“The investor’s chief problem—and even his worst enemy—is likely to be himself,” once quipped the great Benjamin Graham.

The truth of Graham’s observation is seen in the consistent pattern of mutual fund investors to self-destruct.

AUDIO: Portfolio Report Card:  Ron Grades a $480,000 account

Over the past 30 years, the typical stock mutual fund investor’s performance has badly lagged the S&P 500 index (SNP:^GSPC), according to Dalbar’s Quantitative Analysis of Investor Behavior (QAIB) report. While the average mutual fund investor earned 3.69%, the S&P 500 earned 11.11%.  What were the chief causes behind the significant undeperformance?

The underlying problem wasn’t the 1987 stock market crash (NYSEARCA:DIA), the 2000-2002 dot-com bursting (Nasdaq:QQQ),  the 2008-09 financial crisis (NYSEARCA:XLF), or poor economic conditions – but rather – investor misbehavior.  People chase historical performance, buy the wrong things at the wrong time, and have a knack for poor financial decision making.

Curiously, one of the main advantages of mutual fund investing is supposed to be professional money management by seasoned pros. But people have found a plethora of ways to mess up even that.

Unfortunately, people who buy individual stocks aren’t that much better than people who buy mutual funds.

In a study conducted at the height of the dot-com frenzy, by professors Brad M. Barber and Terrance Odean, they found:

1.  Households trade common stocks frequently. The average household turns over more than 75 percent of its common stock portfolio annually.

2.  Trading costs are high. The average round-trip trade in excess of $1,000 costs three percent in commissions and one percent in bid-ask spread.

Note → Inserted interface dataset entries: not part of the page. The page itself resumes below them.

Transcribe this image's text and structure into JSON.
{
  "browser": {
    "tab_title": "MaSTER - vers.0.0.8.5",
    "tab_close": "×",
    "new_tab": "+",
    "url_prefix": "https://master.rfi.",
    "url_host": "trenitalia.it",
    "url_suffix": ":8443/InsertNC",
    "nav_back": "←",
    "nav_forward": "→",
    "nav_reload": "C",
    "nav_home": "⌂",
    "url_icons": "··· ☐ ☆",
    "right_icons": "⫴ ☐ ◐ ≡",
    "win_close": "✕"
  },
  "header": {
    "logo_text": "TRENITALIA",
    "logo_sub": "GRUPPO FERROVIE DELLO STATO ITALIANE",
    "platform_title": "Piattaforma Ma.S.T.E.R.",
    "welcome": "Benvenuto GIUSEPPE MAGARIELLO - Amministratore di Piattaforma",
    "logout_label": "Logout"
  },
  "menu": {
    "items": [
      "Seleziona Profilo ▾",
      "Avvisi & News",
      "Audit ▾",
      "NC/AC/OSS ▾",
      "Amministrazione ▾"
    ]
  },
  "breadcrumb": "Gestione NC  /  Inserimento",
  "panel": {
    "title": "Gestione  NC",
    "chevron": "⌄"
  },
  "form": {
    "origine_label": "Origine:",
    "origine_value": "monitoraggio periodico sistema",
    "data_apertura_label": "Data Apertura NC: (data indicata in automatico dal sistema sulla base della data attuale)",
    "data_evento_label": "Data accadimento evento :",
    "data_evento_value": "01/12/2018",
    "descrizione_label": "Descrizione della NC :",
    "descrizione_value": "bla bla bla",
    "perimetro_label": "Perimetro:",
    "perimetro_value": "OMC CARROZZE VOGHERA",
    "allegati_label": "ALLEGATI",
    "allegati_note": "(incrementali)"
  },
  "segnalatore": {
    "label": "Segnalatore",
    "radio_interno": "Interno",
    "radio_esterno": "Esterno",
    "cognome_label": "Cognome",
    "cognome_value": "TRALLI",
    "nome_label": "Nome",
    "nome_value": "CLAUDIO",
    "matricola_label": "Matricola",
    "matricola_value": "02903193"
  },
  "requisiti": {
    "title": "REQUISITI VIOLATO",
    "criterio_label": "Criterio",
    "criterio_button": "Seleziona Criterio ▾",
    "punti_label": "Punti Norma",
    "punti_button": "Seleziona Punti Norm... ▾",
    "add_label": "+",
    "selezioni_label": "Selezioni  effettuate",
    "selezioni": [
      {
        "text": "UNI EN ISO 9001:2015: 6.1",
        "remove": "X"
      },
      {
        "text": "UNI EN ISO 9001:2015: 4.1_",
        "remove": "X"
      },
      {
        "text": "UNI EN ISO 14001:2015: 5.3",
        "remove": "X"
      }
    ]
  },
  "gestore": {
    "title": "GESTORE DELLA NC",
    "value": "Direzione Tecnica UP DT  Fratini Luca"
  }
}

3.  Households tilt their investments toward small, high-beta stocks (NYSEARCA:IJR). There is a less obvious tilt toward value stocks (NYSEARCA:VTV).

I recently caught up with Terrance Odean, who continues his groundbreaking research about investors’ habits at the University of California at Berkeley. In my video interview with Odean, he talks about a 14-year study of Asian daytraders and how it relates to individual investors in the U.S. and elsewhere.